--- START ---
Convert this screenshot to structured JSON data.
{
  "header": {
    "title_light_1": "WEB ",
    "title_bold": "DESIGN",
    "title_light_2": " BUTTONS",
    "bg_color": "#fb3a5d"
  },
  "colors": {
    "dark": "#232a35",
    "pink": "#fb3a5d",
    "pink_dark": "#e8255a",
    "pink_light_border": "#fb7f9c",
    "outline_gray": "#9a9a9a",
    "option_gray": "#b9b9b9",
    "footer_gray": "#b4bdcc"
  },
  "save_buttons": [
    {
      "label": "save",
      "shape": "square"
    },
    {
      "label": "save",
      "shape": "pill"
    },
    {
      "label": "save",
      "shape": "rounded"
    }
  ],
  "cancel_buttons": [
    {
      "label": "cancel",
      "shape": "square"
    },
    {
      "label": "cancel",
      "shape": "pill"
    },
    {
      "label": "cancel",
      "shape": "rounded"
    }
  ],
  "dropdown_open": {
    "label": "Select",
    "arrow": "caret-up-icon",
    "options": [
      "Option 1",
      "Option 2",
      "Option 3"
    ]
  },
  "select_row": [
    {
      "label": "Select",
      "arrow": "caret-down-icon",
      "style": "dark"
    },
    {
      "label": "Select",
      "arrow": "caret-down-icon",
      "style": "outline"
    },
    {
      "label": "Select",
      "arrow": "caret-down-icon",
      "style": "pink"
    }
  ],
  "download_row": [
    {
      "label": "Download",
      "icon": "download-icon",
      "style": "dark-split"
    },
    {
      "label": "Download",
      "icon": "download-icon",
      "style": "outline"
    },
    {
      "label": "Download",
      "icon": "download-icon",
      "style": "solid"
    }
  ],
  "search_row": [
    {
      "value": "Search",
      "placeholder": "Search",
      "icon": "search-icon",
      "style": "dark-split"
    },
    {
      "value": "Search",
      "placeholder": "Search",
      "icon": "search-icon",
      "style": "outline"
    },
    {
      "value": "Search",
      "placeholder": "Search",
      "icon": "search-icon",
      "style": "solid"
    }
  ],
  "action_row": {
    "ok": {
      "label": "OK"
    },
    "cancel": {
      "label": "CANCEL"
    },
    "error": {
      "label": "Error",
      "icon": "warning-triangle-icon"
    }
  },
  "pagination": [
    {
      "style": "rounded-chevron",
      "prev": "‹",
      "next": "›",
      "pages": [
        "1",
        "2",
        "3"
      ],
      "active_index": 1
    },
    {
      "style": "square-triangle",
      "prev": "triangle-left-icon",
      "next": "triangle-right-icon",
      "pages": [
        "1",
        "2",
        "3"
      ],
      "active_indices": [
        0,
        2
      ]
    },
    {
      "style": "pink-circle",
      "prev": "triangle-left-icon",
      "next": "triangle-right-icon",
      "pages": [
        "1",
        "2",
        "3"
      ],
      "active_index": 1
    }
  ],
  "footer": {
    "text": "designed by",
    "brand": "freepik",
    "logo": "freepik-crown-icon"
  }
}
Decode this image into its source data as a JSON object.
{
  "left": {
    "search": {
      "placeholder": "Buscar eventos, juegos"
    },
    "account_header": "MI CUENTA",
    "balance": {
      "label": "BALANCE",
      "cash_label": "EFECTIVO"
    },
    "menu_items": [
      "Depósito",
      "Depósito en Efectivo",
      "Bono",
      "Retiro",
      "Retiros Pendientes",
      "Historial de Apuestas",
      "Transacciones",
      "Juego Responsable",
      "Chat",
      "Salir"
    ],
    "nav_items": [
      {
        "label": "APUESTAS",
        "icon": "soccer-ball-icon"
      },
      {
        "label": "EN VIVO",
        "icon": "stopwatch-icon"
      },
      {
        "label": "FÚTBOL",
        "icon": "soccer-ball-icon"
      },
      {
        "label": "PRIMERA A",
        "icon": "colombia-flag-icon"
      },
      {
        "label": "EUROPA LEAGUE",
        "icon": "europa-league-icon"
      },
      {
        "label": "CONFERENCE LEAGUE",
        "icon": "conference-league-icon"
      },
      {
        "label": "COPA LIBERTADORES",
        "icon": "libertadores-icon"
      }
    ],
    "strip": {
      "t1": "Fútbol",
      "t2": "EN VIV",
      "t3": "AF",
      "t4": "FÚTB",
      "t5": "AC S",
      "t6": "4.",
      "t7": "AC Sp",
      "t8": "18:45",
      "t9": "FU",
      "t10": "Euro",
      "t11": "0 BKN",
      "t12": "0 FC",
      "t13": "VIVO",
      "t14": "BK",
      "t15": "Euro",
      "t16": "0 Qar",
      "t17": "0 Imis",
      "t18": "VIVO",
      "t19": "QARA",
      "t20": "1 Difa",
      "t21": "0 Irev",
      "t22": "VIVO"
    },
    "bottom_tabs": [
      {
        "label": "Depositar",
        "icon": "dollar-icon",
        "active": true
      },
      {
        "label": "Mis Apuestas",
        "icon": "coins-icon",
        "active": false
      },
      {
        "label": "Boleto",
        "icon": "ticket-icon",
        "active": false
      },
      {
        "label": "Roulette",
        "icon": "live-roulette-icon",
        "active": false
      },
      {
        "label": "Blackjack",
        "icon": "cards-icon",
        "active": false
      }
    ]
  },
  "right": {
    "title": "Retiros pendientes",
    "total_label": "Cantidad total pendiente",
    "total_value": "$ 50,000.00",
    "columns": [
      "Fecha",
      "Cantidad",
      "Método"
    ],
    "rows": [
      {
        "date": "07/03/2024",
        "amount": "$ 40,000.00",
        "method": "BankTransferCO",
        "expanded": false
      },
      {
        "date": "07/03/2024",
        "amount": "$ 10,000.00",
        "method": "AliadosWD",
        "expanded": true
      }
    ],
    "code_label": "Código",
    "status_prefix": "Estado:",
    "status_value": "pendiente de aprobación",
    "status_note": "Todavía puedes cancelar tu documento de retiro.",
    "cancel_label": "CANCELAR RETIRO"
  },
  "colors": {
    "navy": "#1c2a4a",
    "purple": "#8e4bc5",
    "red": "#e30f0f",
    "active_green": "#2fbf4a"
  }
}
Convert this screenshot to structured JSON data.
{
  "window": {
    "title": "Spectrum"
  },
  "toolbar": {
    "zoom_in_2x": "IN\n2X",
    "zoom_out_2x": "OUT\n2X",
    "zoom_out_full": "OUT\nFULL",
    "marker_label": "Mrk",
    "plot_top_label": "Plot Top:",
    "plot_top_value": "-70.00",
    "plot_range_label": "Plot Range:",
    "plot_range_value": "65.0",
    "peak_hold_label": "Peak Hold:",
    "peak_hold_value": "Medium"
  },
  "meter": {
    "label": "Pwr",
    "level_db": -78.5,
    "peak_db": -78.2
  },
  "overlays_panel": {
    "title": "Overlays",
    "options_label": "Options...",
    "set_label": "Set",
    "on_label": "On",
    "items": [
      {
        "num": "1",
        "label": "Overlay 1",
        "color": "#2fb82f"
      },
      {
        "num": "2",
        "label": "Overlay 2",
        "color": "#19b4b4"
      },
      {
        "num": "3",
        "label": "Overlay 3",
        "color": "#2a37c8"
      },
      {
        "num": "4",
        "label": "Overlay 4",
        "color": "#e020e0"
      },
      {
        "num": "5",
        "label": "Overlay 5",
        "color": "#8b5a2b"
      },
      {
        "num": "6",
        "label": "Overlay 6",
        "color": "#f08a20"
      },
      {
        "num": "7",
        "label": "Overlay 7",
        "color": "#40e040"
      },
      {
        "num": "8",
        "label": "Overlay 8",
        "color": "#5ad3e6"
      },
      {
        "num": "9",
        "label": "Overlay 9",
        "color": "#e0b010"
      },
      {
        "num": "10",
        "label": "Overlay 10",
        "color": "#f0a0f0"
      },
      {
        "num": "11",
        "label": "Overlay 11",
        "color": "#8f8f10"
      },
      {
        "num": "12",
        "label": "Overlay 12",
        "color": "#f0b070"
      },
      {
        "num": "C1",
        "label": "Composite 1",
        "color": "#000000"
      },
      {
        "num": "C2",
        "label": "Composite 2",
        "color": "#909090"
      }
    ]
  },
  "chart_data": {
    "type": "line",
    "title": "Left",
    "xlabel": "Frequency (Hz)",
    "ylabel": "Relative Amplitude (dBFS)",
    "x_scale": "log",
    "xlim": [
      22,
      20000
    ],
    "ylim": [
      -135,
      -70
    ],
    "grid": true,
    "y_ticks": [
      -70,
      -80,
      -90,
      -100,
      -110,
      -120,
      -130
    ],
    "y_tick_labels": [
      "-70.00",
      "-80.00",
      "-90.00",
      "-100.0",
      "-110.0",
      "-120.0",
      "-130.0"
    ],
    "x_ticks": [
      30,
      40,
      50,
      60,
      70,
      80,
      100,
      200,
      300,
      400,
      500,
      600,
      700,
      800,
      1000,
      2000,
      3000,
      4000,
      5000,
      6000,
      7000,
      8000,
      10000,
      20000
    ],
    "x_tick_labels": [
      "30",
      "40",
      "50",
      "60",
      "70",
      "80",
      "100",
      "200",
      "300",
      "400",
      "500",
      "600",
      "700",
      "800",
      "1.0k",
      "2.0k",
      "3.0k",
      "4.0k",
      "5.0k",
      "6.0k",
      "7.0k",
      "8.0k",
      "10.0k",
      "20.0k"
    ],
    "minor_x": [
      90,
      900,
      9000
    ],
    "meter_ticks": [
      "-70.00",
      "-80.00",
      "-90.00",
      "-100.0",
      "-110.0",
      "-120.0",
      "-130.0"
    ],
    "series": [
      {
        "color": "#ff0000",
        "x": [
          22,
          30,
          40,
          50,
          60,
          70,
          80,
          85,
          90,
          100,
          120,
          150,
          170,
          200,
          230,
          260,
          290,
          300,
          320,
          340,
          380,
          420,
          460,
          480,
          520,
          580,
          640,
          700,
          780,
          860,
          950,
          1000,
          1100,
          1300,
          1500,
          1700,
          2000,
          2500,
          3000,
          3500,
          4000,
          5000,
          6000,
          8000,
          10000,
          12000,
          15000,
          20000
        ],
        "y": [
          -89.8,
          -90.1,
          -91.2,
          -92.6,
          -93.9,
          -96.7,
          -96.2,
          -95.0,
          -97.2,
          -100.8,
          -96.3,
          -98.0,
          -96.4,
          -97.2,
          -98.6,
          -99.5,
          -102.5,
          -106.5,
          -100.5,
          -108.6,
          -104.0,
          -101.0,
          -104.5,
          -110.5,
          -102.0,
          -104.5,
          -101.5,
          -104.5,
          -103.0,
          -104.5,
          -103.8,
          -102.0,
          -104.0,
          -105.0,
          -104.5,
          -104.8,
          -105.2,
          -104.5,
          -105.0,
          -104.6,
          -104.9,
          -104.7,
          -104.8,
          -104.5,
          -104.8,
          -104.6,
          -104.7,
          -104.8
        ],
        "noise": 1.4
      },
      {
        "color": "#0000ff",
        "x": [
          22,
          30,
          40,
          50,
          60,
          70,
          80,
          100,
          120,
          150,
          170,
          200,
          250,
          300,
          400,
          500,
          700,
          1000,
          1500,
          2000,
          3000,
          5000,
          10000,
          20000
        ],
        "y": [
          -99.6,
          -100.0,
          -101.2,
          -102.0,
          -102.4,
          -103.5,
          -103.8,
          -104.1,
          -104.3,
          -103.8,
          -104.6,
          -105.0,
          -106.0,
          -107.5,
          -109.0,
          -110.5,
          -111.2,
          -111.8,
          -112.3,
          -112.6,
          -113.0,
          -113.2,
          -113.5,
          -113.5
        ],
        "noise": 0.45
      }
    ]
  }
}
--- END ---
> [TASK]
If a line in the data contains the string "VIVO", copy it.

> [YOUR SOLUTION]
        "label": "EN VIVO",
      "t13": "VIVO",
      "t18": "VIVO",
      "t22": "VIVO"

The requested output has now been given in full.